Do you have a wild blackberry? No I am not speaking of the phone… uhm…the fruit. Do you live around open fields? Perhaps you never even thought of it, but if you have uncut fields around you, there is a good chance you live around free food. Free food is a big plus in preparedness and I always want to know where it is!

In many areas either wild blackberries or blueberries grow in scrubby fields. For those of us who have blackberries, it’s a love/hate relationship. They spread underground, grow fast and their thorns make them nearly impossible to destroy and  deal with unless you have heavy gloves. Like, metal gloves! Those thorns are ruthless! . We control them where we can and enjoy them where the space they are growing is wild and unused.

Wild blackberries are a bit tarter than their sweet cousin and sometimes even bitter, but you can use them the same way as the store bought berries. Sugar turns them into great gems making great juice, jam, pie filling or sprinkled on salads. They have a healthy amount of vitamin C and potasium and even give us an anti-oxidant boost. (Rule of thumb: dark vegetables and fruits contain higher anti-oxidants)
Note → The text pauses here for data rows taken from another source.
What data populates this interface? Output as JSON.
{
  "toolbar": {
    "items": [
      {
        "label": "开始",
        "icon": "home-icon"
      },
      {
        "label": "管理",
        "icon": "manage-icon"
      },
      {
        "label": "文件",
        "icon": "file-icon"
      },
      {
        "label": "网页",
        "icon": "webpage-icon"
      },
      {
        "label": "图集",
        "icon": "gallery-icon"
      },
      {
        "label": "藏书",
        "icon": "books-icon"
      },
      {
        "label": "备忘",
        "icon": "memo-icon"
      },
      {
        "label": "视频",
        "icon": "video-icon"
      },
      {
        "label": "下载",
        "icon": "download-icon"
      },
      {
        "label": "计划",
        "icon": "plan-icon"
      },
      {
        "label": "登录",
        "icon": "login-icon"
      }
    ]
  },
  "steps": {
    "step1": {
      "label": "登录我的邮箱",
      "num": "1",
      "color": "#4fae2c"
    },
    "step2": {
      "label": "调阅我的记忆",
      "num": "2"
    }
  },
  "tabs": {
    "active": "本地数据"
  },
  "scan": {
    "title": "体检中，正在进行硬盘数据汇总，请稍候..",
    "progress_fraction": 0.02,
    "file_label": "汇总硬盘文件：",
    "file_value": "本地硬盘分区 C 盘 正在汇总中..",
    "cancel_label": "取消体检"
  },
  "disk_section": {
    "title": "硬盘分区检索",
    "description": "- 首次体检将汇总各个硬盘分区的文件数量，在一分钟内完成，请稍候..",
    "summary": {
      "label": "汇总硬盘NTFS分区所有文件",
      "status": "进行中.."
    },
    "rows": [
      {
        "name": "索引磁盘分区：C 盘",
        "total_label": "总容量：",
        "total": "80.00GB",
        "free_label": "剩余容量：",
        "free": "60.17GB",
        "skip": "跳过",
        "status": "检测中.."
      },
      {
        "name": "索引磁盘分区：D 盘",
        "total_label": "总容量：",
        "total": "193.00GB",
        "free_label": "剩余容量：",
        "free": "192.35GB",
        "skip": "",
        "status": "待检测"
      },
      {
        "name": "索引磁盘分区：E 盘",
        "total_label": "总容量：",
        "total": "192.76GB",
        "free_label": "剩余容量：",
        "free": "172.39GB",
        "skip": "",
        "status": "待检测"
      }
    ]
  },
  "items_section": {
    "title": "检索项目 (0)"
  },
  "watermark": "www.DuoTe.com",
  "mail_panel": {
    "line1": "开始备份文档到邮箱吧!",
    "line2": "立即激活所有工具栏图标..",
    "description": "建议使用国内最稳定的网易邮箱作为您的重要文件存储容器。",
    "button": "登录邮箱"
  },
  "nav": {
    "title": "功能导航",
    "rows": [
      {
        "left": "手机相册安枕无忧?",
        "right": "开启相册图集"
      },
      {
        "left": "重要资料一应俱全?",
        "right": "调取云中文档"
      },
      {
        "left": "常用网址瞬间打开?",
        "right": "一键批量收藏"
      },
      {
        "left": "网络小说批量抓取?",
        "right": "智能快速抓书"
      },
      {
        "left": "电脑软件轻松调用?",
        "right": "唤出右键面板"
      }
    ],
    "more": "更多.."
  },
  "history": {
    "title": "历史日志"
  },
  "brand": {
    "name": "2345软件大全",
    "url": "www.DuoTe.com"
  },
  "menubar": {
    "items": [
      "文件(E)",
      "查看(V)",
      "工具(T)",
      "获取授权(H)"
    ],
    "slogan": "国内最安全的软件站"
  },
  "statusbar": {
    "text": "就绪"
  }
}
About this time of year, in most of the U.S., wild berries start blooming. As you walk or drive along the country and suburban roads, look for the  tiny white flower clusters on 4 ft high branches. That will be your sign for blackberries.

The berries will be ripe sometime in June or early July, depending where you live. You need to let them turn completely black or they will be nasty. There is no free lunch with wild berries.  The thorns on those things are killer but the reward is great.

You can create a denim sleeve to put over your arms with the cut off pant leg of an old pair of jeans. Tie the wrist and upper arm tight to keep the sleeve on your arm and pick with care. As with other berries, the keeping time is short, but a bit longer than let’s say, raspberries. Freeze, can or eat within a day.

Wild blueberries are the ultimate gem of wild North American berries. They are actually higher in anti-oxidants than farm grown and once you find them growing, protect them with all you’ve got!

 I remember picking wild blueberries, as a child. My mother would send all us kids out with small margarine containers and tell us we couldn’t come back to the house until we had them full of berries. A promise of blueberry- buttermilk pancakes was our reward.

Blueberries have small closed white to pink bubble looking flowers. They are often found in scrubby, sandy areas. Blueberry picking will rarely draw blood, like blackberry brambles do. Their taste is no different than store bought and their only fault is the fruit is small and picking can be tedious and hard on older fingers.  Blueberries can’t keep long either, so freeze or can them as quickly as possible.

Now is the time to start scoping out the neighborhood and homestead, so you know where you will find berries in a month or so. Look for those white flowers that are the tell tale signs of your future harvest. Let me know what you find.

Happy Homesteading, S